Shotgun Wedding made the list as it featured as one of Kirsty Bushell’s debut filmed performances (and also has the mildly delicious Kieran Bew in the cast) but in all honesty, I found it quite disappointing. From 2001 and directed by Claudia Solti, it feels incredibly dated already, more like a relic of the 90s, as it cycles around both the forthcoming nuptials of a couple and the antics of a would-be Bonnie and Clyde duo. It’s not particularly funny or scary or insightful, it lacks finesse in its acting and I wouldn’t bother it, even if you’re a fan of the Bushell.
I loved Hugh O’Conor’s film Corduroy (reviewed here) and having looked through his other works, alighted on this little gem, Spacemen Three. An American, a Russian and an Irishman head out to space on a rock-collecting mission but the Irishman is a last minute addition after the withdrawal of one of the team and as simple as it sounds, this comic film is mainly about how he rubs up the other two something rotten with his lack of experience and annoying habits. The casting is deliciously done too as all three actors are Irish, but Peter McDonald plays the American and Michael McElhatton takes on the Russian part as Pat Shortt mugs and grimaces as the troublemaking Irishman. Lots of fun.

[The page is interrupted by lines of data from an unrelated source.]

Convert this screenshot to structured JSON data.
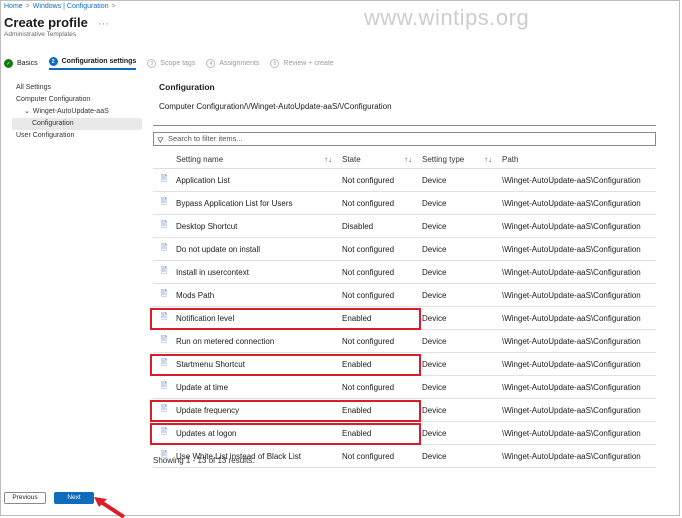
{
  "breadcrumb": [
    "Home",
    "Windows | Configuration"
  ],
  "page_title": "Create profile",
  "subtitle": "Administrative Templates",
  "watermark": "www.wintips.org",
  "steps": [
    {
      "label": "Basics",
      "state": "done",
      "num": "✓"
    },
    {
      "label": "Configuration settings",
      "state": "active",
      "num": "2"
    },
    {
      "label": "Scope tags",
      "state": "pending",
      "num": "3"
    },
    {
      "label": "Assignments",
      "state": "pending",
      "num": "4"
    },
    {
      "label": "Review + create",
      "state": "pending",
      "num": "5"
    }
  ],
  "tree": [
    {
      "label": "All Settings",
      "indent": 0
    },
    {
      "label": "Computer Configuration",
      "indent": 0
    },
    {
      "label": "Winget-AutoUpdate-aaS",
      "indent": 1
    },
    {
      "label": "Configuration",
      "indent": 2,
      "selected": true
    },
    {
      "label": "User Configuration",
      "indent": 0
    }
  ],
  "section_title": "Configuration",
  "section_path": "Computer Configuration/\\/Winget-AutoUpdate-aaS/\\/Configuration",
  "filter_placeholder": "Search to filter items...",
  "columns": {
    "setting": "Setting name",
    "state": "State",
    "type": "Setting type",
    "path": "Path"
  },
  "rows": [
    {
      "name": "Application List",
      "state": "Not configured",
      "type": "Device",
      "path": "\\Winget-AutoUpdate-aaS\\Configuration"
    },
    {
      "name": "Bypass Application List for Users",
      "state": "Not configured",
      "type": "Device",
      "path": "\\Winget-AutoUpdate-aaS\\Configuration"
    },
    {
      "name": "Desktop Shortcut",
      "state": "Disabled",
      "type": "Device",
      "path": "\\Winget-AutoUpdate-aaS\\Configuration"
    },
    {
      "name": "Do not update on install",
      "state": "Not configured",
      "type": "Device",
      "path": "\\Winget-AutoUpdate-aaS\\Configuration"
    },
    {
      "name": "Install in usercontext",
      "state": "Not configured",
      "type": "Device",
      "path": "\\Winget-AutoUpdate-aaS\\Configuration"
    },
    {
      "name": "Mods Path",
      "state": "Not configured",
      "type": "Device",
      "path": "\\Winget-AutoUpdate-aaS\\Configuration"
    },
    {
      "name": "Notification level",
      "state": "Enabled",
      "type": "Device",
      "path": "\\Winget-AutoUpdate-aaS\\Configuration",
      "highlight": true
    },
    {
      "name": "Run on metered connection",
      "state": "Not configured",
      "type": "Device",
      "path": "\\Winget-AutoUpdate-aaS\\Configuration"
    },
    {
      "name": "Startmenu Shortcut",
      "state": "Enabled",
      "type": "Device",
      "path": "\\Winget-AutoUpdate-aaS\\Configuration",
      "highlight": true
    },
    {
      "name": "Update at time",
      "state": "Not configured",
      "type": "Device",
      "path": "\\Winget-AutoUpdate-aaS\\Configuration"
    },
    {
      "name": "Update frequency",
      "state": "Enabled",
      "type": "Device",
      "path": "\\Winget-AutoUpdate-aaS\\Configuration",
      "highlight": true
    },
    {
      "name": "Updates at logon",
      "state": "Enabled",
      "type": "Device",
      "path": "\\Winget-AutoUpdate-aaS\\Configuration",
      "highlight": true
    },
    {
      "name": "Use White List instead of Black List",
      "state": "Not configured",
      "type": "Device",
      "path": "\\Winget-AutoUpdate-aaS\\Configuration"
    }
  ],
  "footer_text": "Showing 1 - 13 of 13 results.",
  "buttons": {
    "previous": "Previous",
    "next": "Next"
  },
  "colors": {
    "accent": "#0f6cbd",
    "highlight": "#d91e2a",
    "done": "#107c10"
  }
}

A lo-fi indie flick of a short film, Rob and Valentyna in Scotland made waves at Sundance in 2010 and you can kinda see why, it wears its hipster credentials proudly and chugs merrily along its too cool for school way. But at over 20 minutes, it is a little bloated and IMHO is never quite as good as it seems to think it is. Eric Lynne and Robert Chester Smith’s story sees an American guy, Rob, travel to Europe to meet his Ukrainian cousin, Valentyna, and after attending a wedding in London where she is his plus one, they take a road trip to the Scottish highlands where they continue to get to know each other. Inexplicably though, it is filmed in a mockumentary style, with narration intruding at random points, and the film never really hits any genuine emotional notes in the manner of say Before Sunset/Sunrise/Midnight which it feels like it is trying to ape. A brief highlight is a cameo from the lovely Laura Main though.

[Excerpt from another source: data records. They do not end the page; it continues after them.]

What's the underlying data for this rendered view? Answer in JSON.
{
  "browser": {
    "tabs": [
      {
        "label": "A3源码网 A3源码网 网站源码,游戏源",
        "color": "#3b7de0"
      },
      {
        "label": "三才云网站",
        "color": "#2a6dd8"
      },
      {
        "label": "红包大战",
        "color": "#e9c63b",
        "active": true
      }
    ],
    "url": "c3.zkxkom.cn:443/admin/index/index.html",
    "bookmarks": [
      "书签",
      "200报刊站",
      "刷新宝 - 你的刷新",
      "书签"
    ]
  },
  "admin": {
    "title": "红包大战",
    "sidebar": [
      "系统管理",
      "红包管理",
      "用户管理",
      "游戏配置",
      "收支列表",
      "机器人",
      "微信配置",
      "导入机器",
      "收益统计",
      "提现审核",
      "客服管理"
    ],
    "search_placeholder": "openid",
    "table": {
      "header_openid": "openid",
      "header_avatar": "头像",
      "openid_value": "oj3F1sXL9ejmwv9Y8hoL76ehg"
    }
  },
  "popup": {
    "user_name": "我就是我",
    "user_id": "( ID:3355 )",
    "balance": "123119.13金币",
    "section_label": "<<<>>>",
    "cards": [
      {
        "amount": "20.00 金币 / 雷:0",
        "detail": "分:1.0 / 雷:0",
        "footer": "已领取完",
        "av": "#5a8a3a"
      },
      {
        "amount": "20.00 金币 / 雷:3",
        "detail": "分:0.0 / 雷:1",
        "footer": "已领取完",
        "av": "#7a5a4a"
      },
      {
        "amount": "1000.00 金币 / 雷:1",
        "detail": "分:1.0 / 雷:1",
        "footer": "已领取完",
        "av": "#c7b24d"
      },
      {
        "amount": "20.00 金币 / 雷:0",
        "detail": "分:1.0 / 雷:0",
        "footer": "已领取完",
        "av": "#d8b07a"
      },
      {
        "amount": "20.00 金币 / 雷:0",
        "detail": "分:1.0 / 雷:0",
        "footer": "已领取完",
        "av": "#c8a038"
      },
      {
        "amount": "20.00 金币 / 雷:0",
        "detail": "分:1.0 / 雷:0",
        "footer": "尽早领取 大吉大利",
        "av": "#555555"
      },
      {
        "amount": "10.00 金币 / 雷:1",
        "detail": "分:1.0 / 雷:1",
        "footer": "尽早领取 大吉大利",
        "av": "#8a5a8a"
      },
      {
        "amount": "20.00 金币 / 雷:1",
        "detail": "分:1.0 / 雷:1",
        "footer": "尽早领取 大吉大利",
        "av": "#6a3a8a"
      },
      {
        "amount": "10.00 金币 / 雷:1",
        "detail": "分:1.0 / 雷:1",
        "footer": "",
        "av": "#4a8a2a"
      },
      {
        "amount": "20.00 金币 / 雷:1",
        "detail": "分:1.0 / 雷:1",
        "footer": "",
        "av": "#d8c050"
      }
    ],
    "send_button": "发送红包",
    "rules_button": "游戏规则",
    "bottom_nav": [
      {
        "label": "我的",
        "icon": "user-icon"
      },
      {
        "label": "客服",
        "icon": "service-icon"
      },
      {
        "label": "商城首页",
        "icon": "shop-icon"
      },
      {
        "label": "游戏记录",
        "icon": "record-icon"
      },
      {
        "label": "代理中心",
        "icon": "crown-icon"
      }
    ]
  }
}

Based on Magnus Mills’ story of the same name, Alan Westaway and James Allen’s The Good Cop is 10 minutes of great fun, led by the inimitable Simon Kunz’s hilarious interviewer. Interrogating a suspect, Kunz’s ‘Cop’ struggles to make much impact on Allen’s ‘Man’ as his focus seems to be on the good side, bringing warm towels and chocolate on his various visits to the room. Why he keeps leaving slowly becomes obvious, building to a gently amusing finale and it’s all rather good fun.